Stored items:
::::
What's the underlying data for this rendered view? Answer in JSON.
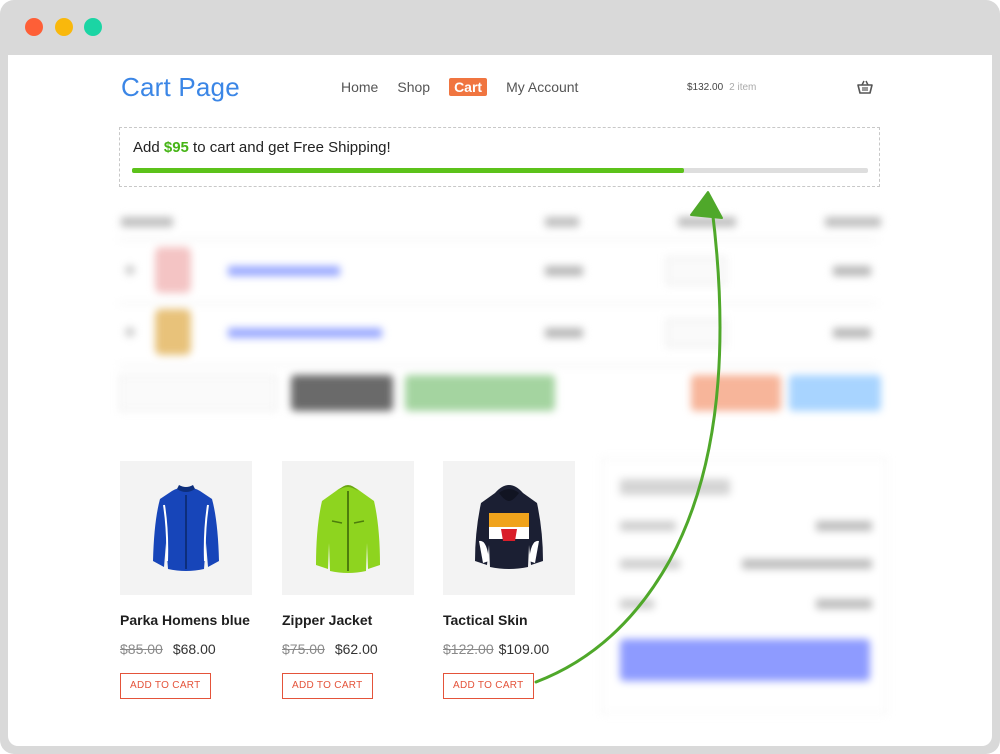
{
  "window": {
    "buttons": [
      "close",
      "minimize",
      "maximize"
    ]
  },
  "header": {
    "site_title": "Cart Page",
    "nav": [
      "Home",
      "Shop",
      "Cart",
      "My Account"
    ],
    "active_nav": "Cart",
    "cart_total": "$132.00",
    "cart_count": "2 item",
    "cart_icon": "basket-icon"
  },
  "shipping": {
    "text_before": "Add ",
    "amount": "$95",
    "text_after": " to cart and get Free Shipping!",
    "progress_percent": 75
  },
  "products": [
    {
      "name": "Parka Homens blue",
      "old_price": "$85.00",
      "price": "$68.00",
      "button": "ADD TO CART"
    },
    {
      "name": "Zipper Jacket",
      "old_price": "$75.00",
      "price": "$62.00",
      "button": "ADD TO CART"
    },
    {
      "name": "Tactical Skin",
      "old_price": "$122.00",
      "price": "$109.00",
      "button": "ADD TO CART"
    }
  ],
  "colors": {
    "accent": "#3b86e6",
    "progress": "#5cc21a",
    "cart_tab": "#f07540",
    "add_button": "#e4533a",
    "arrow": "#4fa82a"
  }
}
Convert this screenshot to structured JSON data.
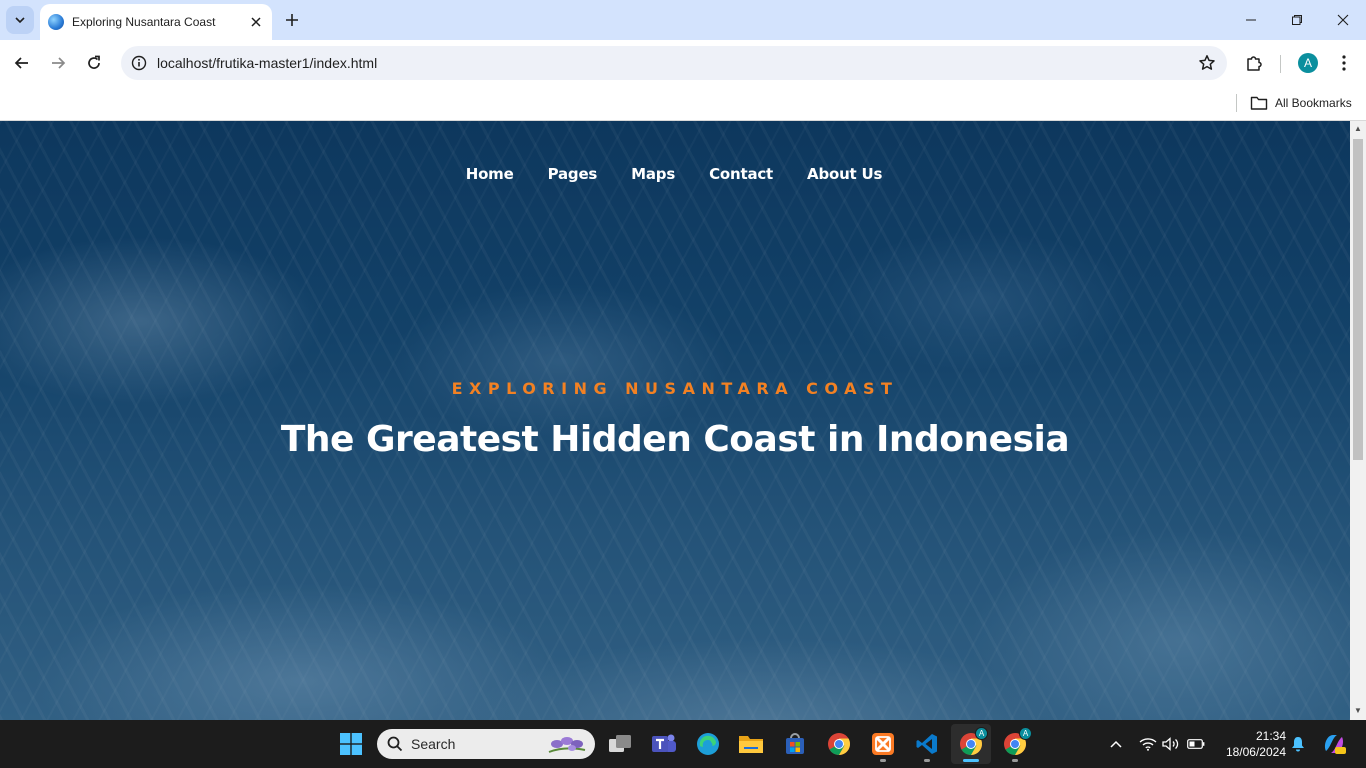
{
  "browser": {
    "tab": {
      "title": "Exploring Nusantara Coast"
    },
    "url": "localhost/frutika-master1/index.html",
    "profile_initial": "A",
    "bookmarks": {
      "all_label": "All Bookmarks"
    }
  },
  "site": {
    "nav": [
      "Home",
      "Pages",
      "Maps",
      "Contact",
      "About Us"
    ],
    "hero": {
      "subtitle": "EXPLORING NUSANTARA COAST",
      "title": "The Greatest Hidden Coast in Indonesia"
    },
    "colors": {
      "accent": "#f28123",
      "nav_text": "#ffffff"
    }
  },
  "taskbar": {
    "search_placeholder": "Search",
    "time": "21:34",
    "date": "18/06/2024",
    "chrome_badge": "A"
  }
}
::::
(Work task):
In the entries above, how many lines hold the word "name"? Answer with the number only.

(Your response):
3